The Fed pursued a similar resolution with the struggling American Insurance Group Inc. (NYSE: AIG). This began with an $85 billion line of credit in September.

Then the Fed created Maiden Lane II and III, to help absorb AIG's troubled assets. Those two companies were funded by Fed loans totaling $43.8 billion.

But it wasn't until the end of 2008 that the Fed really began to expand its balance sheet...

The Start of Quantitative Easing

For context, by the end of 2006, the Fed held about $911 billion on its balance sheet. Super safe U.S. Treasury debt made up $778 billion, or 85.5%, of total assets.

As of last week, the Fed held about $4.5 trillion on its balance sheet. Only about 54% of those assets are Treasuries. The rest is a combination of mortgage-backed securities and riskier assets acquired since 2008.

And when the Fed announced it would begin its first round of quantitative easing (QE1) in November 2008, its assets totaled about $2.2 trillion.

QE1 aimed at putting more money into the economy. The Fed announced it would buy $600 billion worth of agency and government sponsored entity (GSE-backed) mortgage-backed securities over several quarters.

By March 2010, the Fed further expanded QE1. By the time the central bank exited the program, the Fed had bought $1.75 trillion of debt from the financial markets.

The Fed balance sheet now totaled $2.3 trillion. Of that, 33% was Treasuries and 45.4% was mortgage-backed securities.

But the easing didn't end there.
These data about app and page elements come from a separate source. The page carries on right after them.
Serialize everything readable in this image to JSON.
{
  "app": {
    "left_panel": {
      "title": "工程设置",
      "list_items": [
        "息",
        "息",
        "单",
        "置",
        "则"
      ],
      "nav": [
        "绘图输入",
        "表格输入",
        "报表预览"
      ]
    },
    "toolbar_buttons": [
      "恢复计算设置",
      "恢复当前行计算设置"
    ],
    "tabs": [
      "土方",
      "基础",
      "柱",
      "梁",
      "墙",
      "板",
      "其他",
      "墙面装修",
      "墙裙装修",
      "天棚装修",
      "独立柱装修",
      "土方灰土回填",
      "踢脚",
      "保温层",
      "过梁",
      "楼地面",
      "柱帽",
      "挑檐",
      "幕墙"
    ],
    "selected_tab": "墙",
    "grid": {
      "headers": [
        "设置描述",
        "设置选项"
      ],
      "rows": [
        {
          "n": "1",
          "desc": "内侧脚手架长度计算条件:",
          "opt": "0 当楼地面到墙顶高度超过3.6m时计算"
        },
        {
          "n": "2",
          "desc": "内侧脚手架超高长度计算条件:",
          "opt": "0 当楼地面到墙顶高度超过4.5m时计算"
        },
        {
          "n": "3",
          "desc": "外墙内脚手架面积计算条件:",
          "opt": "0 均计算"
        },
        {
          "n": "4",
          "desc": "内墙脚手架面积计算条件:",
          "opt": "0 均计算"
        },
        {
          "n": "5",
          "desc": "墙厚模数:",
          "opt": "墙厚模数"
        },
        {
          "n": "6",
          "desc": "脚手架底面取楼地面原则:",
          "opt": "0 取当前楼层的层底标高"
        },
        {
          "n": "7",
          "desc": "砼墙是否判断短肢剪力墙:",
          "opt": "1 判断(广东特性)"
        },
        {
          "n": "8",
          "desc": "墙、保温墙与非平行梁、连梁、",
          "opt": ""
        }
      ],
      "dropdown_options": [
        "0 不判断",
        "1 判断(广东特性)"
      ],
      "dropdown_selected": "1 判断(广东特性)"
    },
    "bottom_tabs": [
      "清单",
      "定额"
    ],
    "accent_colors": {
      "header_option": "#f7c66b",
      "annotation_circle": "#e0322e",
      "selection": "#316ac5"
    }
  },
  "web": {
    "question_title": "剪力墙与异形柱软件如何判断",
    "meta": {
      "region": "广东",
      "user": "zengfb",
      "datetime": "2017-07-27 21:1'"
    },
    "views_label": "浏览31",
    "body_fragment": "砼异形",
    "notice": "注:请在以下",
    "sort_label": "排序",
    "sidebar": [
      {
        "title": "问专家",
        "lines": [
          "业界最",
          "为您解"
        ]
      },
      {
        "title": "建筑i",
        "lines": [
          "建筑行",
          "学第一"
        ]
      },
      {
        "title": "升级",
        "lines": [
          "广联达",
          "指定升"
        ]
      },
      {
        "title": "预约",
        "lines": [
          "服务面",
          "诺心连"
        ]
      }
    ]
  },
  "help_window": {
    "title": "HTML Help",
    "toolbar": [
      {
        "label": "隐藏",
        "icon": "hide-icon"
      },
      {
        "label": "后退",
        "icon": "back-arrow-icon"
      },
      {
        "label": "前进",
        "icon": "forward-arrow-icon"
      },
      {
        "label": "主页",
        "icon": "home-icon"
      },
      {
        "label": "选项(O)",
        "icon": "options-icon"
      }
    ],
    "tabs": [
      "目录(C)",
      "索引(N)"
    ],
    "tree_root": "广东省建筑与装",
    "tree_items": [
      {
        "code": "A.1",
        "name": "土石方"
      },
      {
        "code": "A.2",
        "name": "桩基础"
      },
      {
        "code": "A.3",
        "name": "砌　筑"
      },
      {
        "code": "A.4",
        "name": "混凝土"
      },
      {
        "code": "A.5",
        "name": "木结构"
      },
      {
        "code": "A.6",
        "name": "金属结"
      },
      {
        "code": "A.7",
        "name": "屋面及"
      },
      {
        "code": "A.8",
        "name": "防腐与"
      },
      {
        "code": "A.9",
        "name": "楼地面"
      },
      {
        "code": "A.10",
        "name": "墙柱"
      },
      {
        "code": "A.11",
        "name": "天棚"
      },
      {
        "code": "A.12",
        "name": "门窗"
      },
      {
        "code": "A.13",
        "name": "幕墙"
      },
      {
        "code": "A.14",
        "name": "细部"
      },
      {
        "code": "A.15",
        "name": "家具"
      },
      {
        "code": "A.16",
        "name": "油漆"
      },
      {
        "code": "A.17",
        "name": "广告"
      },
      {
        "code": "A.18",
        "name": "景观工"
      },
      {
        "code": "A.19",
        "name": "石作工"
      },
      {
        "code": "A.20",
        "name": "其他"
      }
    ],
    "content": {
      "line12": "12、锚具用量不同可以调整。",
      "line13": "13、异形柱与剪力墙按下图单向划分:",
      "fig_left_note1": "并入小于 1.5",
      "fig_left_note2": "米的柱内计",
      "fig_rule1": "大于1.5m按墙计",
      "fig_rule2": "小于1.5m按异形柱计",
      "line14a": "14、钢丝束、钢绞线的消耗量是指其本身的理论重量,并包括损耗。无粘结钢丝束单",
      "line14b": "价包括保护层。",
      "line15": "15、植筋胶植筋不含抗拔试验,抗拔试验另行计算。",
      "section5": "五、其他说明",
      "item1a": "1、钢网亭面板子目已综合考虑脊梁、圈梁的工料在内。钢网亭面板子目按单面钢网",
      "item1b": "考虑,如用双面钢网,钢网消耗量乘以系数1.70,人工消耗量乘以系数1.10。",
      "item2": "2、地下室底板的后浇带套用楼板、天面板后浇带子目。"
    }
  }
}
A soft economy prompted the launch of QE2 in November 2010. The Fed would "print money" to buy up $600 billion in government debt.

When the program ended in June 2011, the Fed's assets had now grown to $2.9 trillion.

And the great balance sheet expansion still wasn't over...

Fed Balance Sheet: Where We Are Now

Bernanke announced QE3 in September 2012.

The Fed would purchase $40 billion in mortgage-backed securities and another $45 billion in long-term Treasuries each month. This was intended to put downward pressure on long-term interest rates to improve the U.S. economy.

QE3 continued unabated until December 2013. Bernanke then announced the Fed would taper its bond purchases by $10 billion a month. From the start of QE3 to the taper, Fed assets grew from $2.9 trillion to $4 trillion.

The taper continued with each FOMC meeting.

Each meeting ended with another $10 billion cut to the pace of asset purchases. It even continued when Bernanke passed the torch to Yellen in February.

The result?

Since its lows at the height of the panic, the Dow Jones Industrial Average has topped all-time highs and grown more than 160%. The S&P 500 has advanced close to 200%.

But the monetary policies that fueled that growth are about to end.

The question then becomes: can markets still grow when the Fed takes away the punch bowl?

"The Fed is functionally insolvent," Money Morning Chief Investment Strategist Keith Fitz-Gerald said. "Someday, its party will end. For now, though, its flawed policies are creating some of the biggest profits in 100 years."

So how do you invest against a tightening monetary policy?

The best strategy is to target what Fitz-Gerald calls "Global Growth & Income" holdings. These are companies with globally recognized brand names with highly localized offerings, solid balance sheets, and that provide above-average dividends.

[epom key="ddec3ef33420ef7c9964a4695c349764" redirect="" sourceid="" imported="false"]

They are "must haves," that deliver on real needs and capitalize on growing trends.

ABB Ltd. (NYSE ADR: ABB), for example, is a multinational Swiss industrials firm that focuses on power and automation technologies. ABB works to help companies become more energy efficient and less wasteful with their electricity use.

"The world literally needs to have the lights on," Fitz-Gerald said.

Investing in unstoppable trends is the best way to invest around the Fed's uncertain monetary policy.

More on the Fed: The Fed is getting louder after the recent market sell-off, leaving many to wonder, "Will the Fed extend QE3?" If you look at the big declines in the market over the last month, the Fed always seems to show up to reassert its dovish policy and support what has been a five-year rally. But how long can they do this? And will they actually extend QE3?